The last day of school at a New Jersey Catholic school was marked by controversy, after an assignment — which school officials said was taken out of context — had parents and police demanding action be taken.
Concerns over the history assignment at Hudson Catholic in Jersey City started after a screenshot of a question asked students to "Find a famous case of lynching and compare it to a famous case where an African American was slain by a police officer."
Some have said the Powerpoint presentation topic was markedly anti-police, and demanded the school scrap the assignment entirely.
"I think that's a difficult connection to make, and in this day and age, you don't want a misinterpretation of that," said Patrick Sullivan, an alum of the school and a Jersey City police captain. He also is the parent of an incoming freshman at the school.
Get Tri-state area news and weather forecasts to your inbox. Sign up for NBC New York newsletters.
"I'm sure there's some context. Race relations is a very important subject, but I don't think the message that was conveyed there was the message they were sending," Sullivan said.
The Archdiocese of Newark said the screenshot, which made the rounds quickly on social media, did not accurately portray the teacher's intent.

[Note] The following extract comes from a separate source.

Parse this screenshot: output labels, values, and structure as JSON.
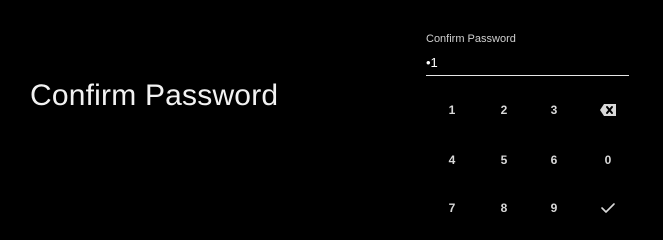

"The assignment intended to encourage a thoughtful dialogue of post-Civil War and modern-day racism and violence against African Americans, and followed comprehensive classroom presentations and discussions on promoting better communication and information to ensure fair and equal treatment of all," the archdiocese said in a statement.
The school still quickly pulled the assignment after complaints from parents and police, many of whom are alumni of Hudson Catholic. The president of the Jersey City Police Officers Benevolent Association said in a statement that "it is unfortunate that Hudson Catholic, a well-respected learning institution, is now being cast in a negative light over one ill-conceived assignment."
For his part, Sullivan said he was satisfied with the school's fast response, saying "one teacher, one assignment doesn't make the entire school."
The district said it was reviewing the matter, and students have been given a new assignment but the school didn't disclose the new assignment.
The outrage comes amid a national conversation about how race, in relation to U.S. history, is being taught in schools across the country. Just last week, Florida became the latest state to ban “critical race theory” from its public schools.
Governors and legislatures in Republican-led states are considering or have signed into law bills that would limit how teachers can frame American history.
The Black Lives Matter movement has helped bring contentious discussions about race to the forefront of American discourse, and classrooms have become a battleground. Supporters contend that federal law has preserved the unequal treatment of people on the basis of race and that the country was founded on the theft of land and labor.
Opponents of critical race theory say schoolchildren should not be taught that America is fundamentally racist.